# Information provided:
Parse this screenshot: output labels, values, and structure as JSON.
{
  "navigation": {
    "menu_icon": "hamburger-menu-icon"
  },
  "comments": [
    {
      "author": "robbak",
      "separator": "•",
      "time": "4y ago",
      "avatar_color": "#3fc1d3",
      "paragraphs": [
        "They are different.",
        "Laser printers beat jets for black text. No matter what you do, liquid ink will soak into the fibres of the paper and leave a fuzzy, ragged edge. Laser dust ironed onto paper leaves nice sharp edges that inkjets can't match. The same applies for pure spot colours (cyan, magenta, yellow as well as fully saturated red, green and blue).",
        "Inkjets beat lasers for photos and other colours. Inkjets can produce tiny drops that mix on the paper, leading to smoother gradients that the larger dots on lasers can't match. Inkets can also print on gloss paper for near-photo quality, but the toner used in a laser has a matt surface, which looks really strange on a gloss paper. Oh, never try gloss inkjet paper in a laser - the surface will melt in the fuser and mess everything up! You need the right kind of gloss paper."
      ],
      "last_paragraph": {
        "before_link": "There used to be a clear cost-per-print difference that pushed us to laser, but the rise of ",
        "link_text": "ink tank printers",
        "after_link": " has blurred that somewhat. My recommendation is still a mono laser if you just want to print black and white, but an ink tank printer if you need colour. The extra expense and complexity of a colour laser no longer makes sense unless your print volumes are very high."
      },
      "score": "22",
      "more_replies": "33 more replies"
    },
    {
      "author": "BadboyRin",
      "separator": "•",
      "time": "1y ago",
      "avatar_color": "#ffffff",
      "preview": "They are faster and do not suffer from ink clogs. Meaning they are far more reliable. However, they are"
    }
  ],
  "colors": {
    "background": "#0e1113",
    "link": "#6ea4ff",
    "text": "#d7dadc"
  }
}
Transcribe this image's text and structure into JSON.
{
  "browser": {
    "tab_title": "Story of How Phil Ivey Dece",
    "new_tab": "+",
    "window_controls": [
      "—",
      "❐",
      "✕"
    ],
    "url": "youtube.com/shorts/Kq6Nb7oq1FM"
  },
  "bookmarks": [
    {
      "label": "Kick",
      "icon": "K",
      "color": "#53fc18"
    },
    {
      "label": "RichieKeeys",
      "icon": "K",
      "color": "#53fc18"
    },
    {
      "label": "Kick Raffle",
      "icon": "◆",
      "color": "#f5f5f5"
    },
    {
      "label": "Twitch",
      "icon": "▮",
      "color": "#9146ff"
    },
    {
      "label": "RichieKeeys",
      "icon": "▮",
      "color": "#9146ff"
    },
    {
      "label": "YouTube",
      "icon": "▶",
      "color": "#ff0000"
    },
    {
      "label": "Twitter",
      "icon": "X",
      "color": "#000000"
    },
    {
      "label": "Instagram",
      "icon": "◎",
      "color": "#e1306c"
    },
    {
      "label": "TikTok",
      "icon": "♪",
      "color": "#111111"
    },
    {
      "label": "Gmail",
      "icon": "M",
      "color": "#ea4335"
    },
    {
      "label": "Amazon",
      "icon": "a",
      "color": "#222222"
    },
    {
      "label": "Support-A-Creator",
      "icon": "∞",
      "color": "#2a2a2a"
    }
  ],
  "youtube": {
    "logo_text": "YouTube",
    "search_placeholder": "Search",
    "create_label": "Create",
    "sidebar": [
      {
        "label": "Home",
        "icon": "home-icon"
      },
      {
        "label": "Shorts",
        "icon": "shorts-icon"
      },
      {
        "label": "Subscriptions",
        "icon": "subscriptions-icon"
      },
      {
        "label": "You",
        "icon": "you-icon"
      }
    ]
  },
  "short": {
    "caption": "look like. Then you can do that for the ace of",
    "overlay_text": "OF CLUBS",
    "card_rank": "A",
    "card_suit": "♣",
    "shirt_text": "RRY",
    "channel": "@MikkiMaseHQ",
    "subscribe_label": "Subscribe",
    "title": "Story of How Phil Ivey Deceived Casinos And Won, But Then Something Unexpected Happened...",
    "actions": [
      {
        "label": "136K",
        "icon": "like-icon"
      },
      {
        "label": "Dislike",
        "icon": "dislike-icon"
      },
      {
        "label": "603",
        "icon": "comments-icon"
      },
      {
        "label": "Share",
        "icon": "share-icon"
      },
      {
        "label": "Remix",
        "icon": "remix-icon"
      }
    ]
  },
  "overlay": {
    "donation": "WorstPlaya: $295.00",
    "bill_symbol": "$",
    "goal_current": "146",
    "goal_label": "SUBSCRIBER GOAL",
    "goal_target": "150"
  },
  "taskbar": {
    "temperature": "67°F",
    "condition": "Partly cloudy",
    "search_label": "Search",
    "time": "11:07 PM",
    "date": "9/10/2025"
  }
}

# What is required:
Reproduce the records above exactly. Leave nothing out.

# Task answer:
Parse this screenshot: output labels, values, and structure as JSON.
{
  "navigation": {
    "menu_icon": "hamburger-menu-icon"
  },
  "comments": [
    {
      "author": "robbak",
      "separator": "•",
      "time": "4y ago",
      "avatar_color": "#3fc1d3",
      "paragraphs": [
        "They are different.",
        "Laser printers beat jets for black text. No matter what you do, liquid ink will soak into the fibres of the paper and leave a fuzzy, ragged edge. Laser dust ironed onto paper leaves nice sharp edges that inkjets can't match. The same applies for pure spot colours (cyan, magenta, yellow as well as fully saturated red, green and blue).",
        "Inkjets beat lasers for photos and other colours. Inkjets can produce tiny drops that mix on the paper, leading to smoother gradients that the larger dots on lasers can't match. Inkets can also print on gloss paper for near-photo quality, but the toner used in a laser has a matt surface, which looks really strange on a gloss paper. Oh, never try gloss inkjet paper in a laser - the surface will melt in the fuser and mess everything up! You need the right kind of gloss paper."
      ],
      "last_paragraph": {
        "before_link": "There used to be a clear cost-per-print difference that pushed us to laser, but the rise of ",
        "link_text": "ink tank printers",
        "after_link": " has blurred that somewhat. My recommendation is still a mono laser if you just want to print black and white, but an ink tank printer if you need colour. The extra expense and complexity of a colour laser no longer makes sense unless your print volumes are very high."
      },
      "score": "22",
      "more_replies": "33 more replies"
    },
    {
      "author": "BadboyRin",
      "separator": "•",
      "time": "1y ago",
      "avatar_color": "#ffffff",
      "preview": "They are faster and do not suffer from ink clogs. Meaning they are far more reliable. However, they are"
    }
  ],
  "colors": {
    "background": "#0e1113",
    "link": "#6ea4ff",
    "text": "#d7dadc"
  }
}
Transcribe this image's text and structure into JSON.
{
  "browser": {
    "tab_title": "Story of How Phil Ivey Dece",
    "new_tab": "+",
    "window_controls": [
      "—",
      "❐",
      "✕"
    ],
    "url": "youtube.com/shorts/Kq6Nb7oq1FM"
  },
  "bookmarks": [
    {
      "label": "Kick",
      "icon": "K",
      "color": "#53fc18"
    },
    {
      "label": "RichieKeeys",
      "icon": "K",
      "color": "#53fc18"
    },
    {
      "label": "Kick Raffle",
      "icon": "◆",
      "color": "#f5f5f5"
    },
    {
      "label": "Twitch",
      "icon": "▮",
      "color": "#9146ff"
    },
    {
      "label": "RichieKeeys",
      "icon": "▮",
      "color": "#9146ff"
    },
    {
      "label": "YouTube",
      "icon": "▶",
      "color": "#ff0000"
    },
    {
      "label": "Twitter",
      "icon": "X",
      "color": "#000000"
    },
    {
      "label": "Instagram",
      "icon": "◎",
      "color": "#e1306c"
    },
    {
      "label": "TikTok",
      "icon": "♪",
      "color": "#111111"
    },
    {
      "label": "Gmail",
      "icon": "M",
      "color": "#ea4335"
    },
    {
      "label": "Amazon",
      "icon": "a",
      "color": "#222222"
    },
    {
      "label": "Support-A-Creator",
      "icon": "∞",
      "color": "#2a2a2a"
    }
  ],
  "youtube": {
    "logo_text": "YouTube",
    "search_placeholder": "Search",
    "create_label": "Create",
    "sidebar": [
      {
        "label": "Home",
        "icon": "home-icon"
      },
      {
        "label": "Shorts",
        "icon": "shorts-icon"
      },
      {
        "label": "Subscriptions",
        "icon": "subscriptions-icon"
      },
      {
        "label": "You",
        "icon": "you-icon"
      }
    ]
  },
  "short": {
    "caption": "look like. Then you can do that for the ace of",
    "overlay_text": "OF CLUBS",
    "card_rank": "A",
    "card_suit": "♣",
    "shirt_text": "RRY",
    "channel": "@MikkiMaseHQ",
    "subscribe_label": "Subscribe",
    "title": "Story of How Phil Ivey Deceived Casinos And Won, But Then Something Unexpected Happened...",
    "actions": [
      {
        "label": "136K",
        "icon": "like-icon"
      },
      {
        "label": "Dislike",
        "icon": "dislike-icon"
      },
      {
        "label": "603",
        "icon": "comments-icon"
      },
      {
        "label": "Share",
        "icon": "share-icon"
      },
      {
        "label": "Remix",
        "icon": "remix-icon"
      }
    ]
  },
  "overlay": {
    "donation": "WorstPlaya: $295.00",
    "bill_symbol": "$",
    "goal_current": "146",
    "goal_label": "SUBSCRIBER GOAL",
    "goal_target": "150"
  },
  "taskbar": {
    "temperature": "67°F",
    "condition": "Partly cloudy",
    "search_label": "Search",
    "time": "11:07 PM",
    "date": "9/10/2025"
  }
}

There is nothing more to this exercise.